"Voluntary means you can add alternatives that will cheapen the project," argued Everson, who pushed for creating a uniform set of alternatives to allow all bidders an equal opportunity to compete. Other board members agreed and approved the plan.

Mark Puetz, representing Puetz Corp., said the new approach will lessen, rather than increase, his firm's work. Under the new plan Puetz Corp. will select quality alternative materials and will have a lesser range of options to manage.

"You'll be comparing apples to apples," he promised.

There will be no alternatives offered for items like the school's state-of-the-art geothermal heating and cooling system. That plan requires contractors to drill 150 geothermal wells that will allow the school to take advantage of the earth's 50-degree temperature to heat rooms in winters and cool classrooms in summer. The wells will be drilled near the playground-parking areas of the old school.

In other business Monday, Graves said the district may survive the initial series of budget cuts proposed by Gov. Mike Rounds but the budget could still lose TCAP funding that would have been used to reward good teachers and attract new instructors. The district might also lose some funding for special services.

"The silver lining is that we're still looking at a 1 percent overall increase (in state funding)," he said.


Also Monday, the board:

n Approved the following personnel items: New hires: Stacey Eddy, wind power instructor, Mitchell Technical Institute, $50,000, 248-day contract, effective March 1 for fiscal year 2009, prorated to $17,137; Lindsay WynKoop, food service worker, senior high, seven hours daily at $8.58 an hour, effective Jan. 20; MTI tutors: Courtney Totton, Sheri Gilland, and Andrew Hershman, all at $6.75 an hour. Change in hours: Dawn Patton, reduction of hours from five to three hours, effective Jan.13.

- Approved a resolution declaring surplus property. The items will be listed on the district's Web site. Items that receive no bids eventually will be discarded.

- Approved two high school-level open-enrollment applications.

- Briefly considered a question from Ronette Guymon, who asked the board what the amount of teacher salary hikes will be for the coming year and if those hikes will require dipping into reserves. Graves said salary raise figures weren't immediately available Monday and promised to supply those figures. But Graves said it will require a combination of budget cuts and reserve cash to meet next year's budget.

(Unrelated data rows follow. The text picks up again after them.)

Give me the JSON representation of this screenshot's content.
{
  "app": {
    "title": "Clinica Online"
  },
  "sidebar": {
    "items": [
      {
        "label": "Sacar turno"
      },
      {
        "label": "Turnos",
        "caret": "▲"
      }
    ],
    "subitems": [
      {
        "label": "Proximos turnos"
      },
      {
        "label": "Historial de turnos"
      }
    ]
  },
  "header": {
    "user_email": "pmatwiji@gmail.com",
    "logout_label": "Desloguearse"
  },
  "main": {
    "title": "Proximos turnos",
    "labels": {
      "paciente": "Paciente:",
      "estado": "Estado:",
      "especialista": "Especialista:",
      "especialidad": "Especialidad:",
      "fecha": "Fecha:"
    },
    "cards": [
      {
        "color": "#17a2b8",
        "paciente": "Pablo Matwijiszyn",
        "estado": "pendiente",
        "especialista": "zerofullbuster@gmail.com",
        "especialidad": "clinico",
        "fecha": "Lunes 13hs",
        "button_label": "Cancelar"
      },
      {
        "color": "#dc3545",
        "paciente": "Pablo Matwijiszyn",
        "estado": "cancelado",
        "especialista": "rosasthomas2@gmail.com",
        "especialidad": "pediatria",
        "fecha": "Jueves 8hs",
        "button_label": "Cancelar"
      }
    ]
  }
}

"There will be a pinch," he told Guymon, and that pinch that will require the district to make budget cuts and to dip into reserves of about $3.2 million, an amount that is 23.2 percent of the general fund budget. That figure offers some welcome budgetary slack, since it surpasses the board's budget reserve goal of 20 percent, said board member Eric Christensen.

- Briefly reviewed additional items on the district's 2007-08 report card.

What To Read Next
Get Local